Visceral Obesity Predicts Fewer Lymph Node Metastases and Better Overall Survival in Colon Cancer

J Gastrointest Surg. 2015 Aug;19(8):1513-21. doi: 10.1007/s11605-015-2834-z. Epub 2015 May 5.

Abstract

Background: The relationship between visceral obesity and colon cancer outcome has not been well studied. The goal of this study was to determine the impact of visceral obesity on lymph node (LN) metastasis and overall survival (OS) in colon cancer.

Materials and methods: Metastatic LN ratio (MLR) was defined as the number of involved nodes by tumor divided by the total number of resected LNs. Visceral (VFA) and subcutaneous fat areas (SFA) were determined by measuring abdominal fat volume distribution via CT scan, and visceral obesity was defined as a VFA to total fat area ratio (V/T) > 0.29.

Results: In a multivariate analysis among 186 patients, there were inverse associations between V/T and MLR (OR = 0.413, 95% CI = 0.216-0.789, P = 0.007). Furthermore, patients with visceral obesity tended to have significantly better OS than patients with non-visceral obesity.

Conclusions: Higher V/T ratios which indicate referring to visceral obesity was significantly associated with decreased MLR and better OS for CRC.

MeSH terms
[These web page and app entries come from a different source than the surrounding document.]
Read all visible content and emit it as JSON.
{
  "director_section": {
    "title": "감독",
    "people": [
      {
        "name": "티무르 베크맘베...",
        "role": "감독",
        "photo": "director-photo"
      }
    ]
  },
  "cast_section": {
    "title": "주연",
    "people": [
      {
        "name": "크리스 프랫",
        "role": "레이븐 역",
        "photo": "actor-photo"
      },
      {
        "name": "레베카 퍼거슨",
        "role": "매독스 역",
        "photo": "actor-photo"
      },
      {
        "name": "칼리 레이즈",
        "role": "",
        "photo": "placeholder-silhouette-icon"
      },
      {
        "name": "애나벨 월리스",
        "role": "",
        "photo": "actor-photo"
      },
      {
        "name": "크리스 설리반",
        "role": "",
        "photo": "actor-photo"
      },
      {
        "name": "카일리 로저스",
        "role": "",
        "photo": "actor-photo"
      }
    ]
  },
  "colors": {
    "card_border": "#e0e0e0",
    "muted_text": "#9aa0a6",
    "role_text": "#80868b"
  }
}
  • Adenocarcinoma / complications
  • Adenocarcinoma / mortality*
  • Adenocarcinoma / surgery
  • Adipose Tissue / diagnostic imaging
  • Aged
  • Case-Control Studies
  • Cohort Studies
  • Colectomy
  • Colonic Neoplasms / complications
  • Colonic Neoplasms / mortality*
  • Colonic Neoplasms / surgery
  • Female
  • Humans
  • Intra-Abdominal Fat / diagnostic imaging*
  • Lymph Node Excision
  • Lymph Nodes / pathology*
  • Lymphatic Metastasis
  • Male
  • Middle Aged
  • Multidetector Computed Tomography
  • Obesity, Abdominal / complications*
  • Organ Size
  • Retrospective Studies
  • Survival Rate